117. Josh Reynolds, WR, Texas A&M: A- Grade
Josh Reynolds was an underrated player coming out of Texas A&M, as he was a productive receiver who tested well. Reynolds needs to gain some weight to avoid injury, but it seems like he'll be a quality wideout for the Rams.
125. Samson Ebukam, DE/OLB, Eastern Washington: D Grade
The Rams just moved up 16 spots to select a sixth-round prospect. That's their drafting inteptitude in a nutshell. They and the Bears have really struggled this weekend. Samson Ebukam has great upside with his incredible athleticism, but he's a big-time project.
189. Tanzel Smart, DT, Tulane: B- Grade
Tanzel Smart was a productive player for Tulane for several seasons, but tested extremely poorly at the combine. He should still be able to become a decent rotational player for the Rams, but doesn't have much upside.
206. Sam Rogers, FB, Virginia Tech: A Grade
Wow, the Rams made a great pick! Sam Rogers was the best fullback in this draft, yet wasn't the first player taken at his position somehow. Rogers will help Todd Gurley, and he'll also serve as a Kyle Juszczyk-type pass-catching weapon coming out of the backfield.
234. Ejuan Price, DE/OLB, Pittsburgh: B+ Grade
Ejuan Price is a mildly athletic pass-rushing specialist who was very productive at Pittsburgh, when healthy. The problem? He's had a myriad of injuries throughout his career, so he's difficult to trust.

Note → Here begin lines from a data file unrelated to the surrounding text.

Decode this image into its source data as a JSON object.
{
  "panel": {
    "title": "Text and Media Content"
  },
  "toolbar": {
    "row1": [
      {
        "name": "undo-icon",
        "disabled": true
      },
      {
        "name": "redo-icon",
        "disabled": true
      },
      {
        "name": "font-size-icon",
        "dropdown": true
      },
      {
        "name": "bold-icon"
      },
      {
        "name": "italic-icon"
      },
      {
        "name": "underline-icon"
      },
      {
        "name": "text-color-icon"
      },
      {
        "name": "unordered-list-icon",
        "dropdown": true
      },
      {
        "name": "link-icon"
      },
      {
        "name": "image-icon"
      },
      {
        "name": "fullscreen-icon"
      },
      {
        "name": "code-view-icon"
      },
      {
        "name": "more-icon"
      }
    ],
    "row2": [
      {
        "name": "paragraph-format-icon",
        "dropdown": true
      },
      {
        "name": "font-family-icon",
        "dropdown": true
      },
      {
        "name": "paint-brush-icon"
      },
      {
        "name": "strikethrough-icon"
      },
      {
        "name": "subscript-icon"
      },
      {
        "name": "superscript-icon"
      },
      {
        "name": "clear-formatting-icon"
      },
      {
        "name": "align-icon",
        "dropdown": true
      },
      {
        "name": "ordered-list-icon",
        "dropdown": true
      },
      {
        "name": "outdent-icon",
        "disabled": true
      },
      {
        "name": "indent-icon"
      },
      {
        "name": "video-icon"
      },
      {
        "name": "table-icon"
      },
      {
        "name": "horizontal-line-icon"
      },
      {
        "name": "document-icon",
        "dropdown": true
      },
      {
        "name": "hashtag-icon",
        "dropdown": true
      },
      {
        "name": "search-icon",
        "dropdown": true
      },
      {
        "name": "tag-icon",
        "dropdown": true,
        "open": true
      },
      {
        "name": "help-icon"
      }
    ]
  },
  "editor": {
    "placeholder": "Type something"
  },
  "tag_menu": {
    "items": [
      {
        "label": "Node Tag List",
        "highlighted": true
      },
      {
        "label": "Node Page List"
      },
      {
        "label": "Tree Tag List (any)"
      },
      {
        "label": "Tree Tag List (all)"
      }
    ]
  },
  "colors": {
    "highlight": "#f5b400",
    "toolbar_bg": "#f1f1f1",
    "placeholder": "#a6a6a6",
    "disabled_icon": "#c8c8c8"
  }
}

However, the seventh round is a nice time to take a chance on someone like this.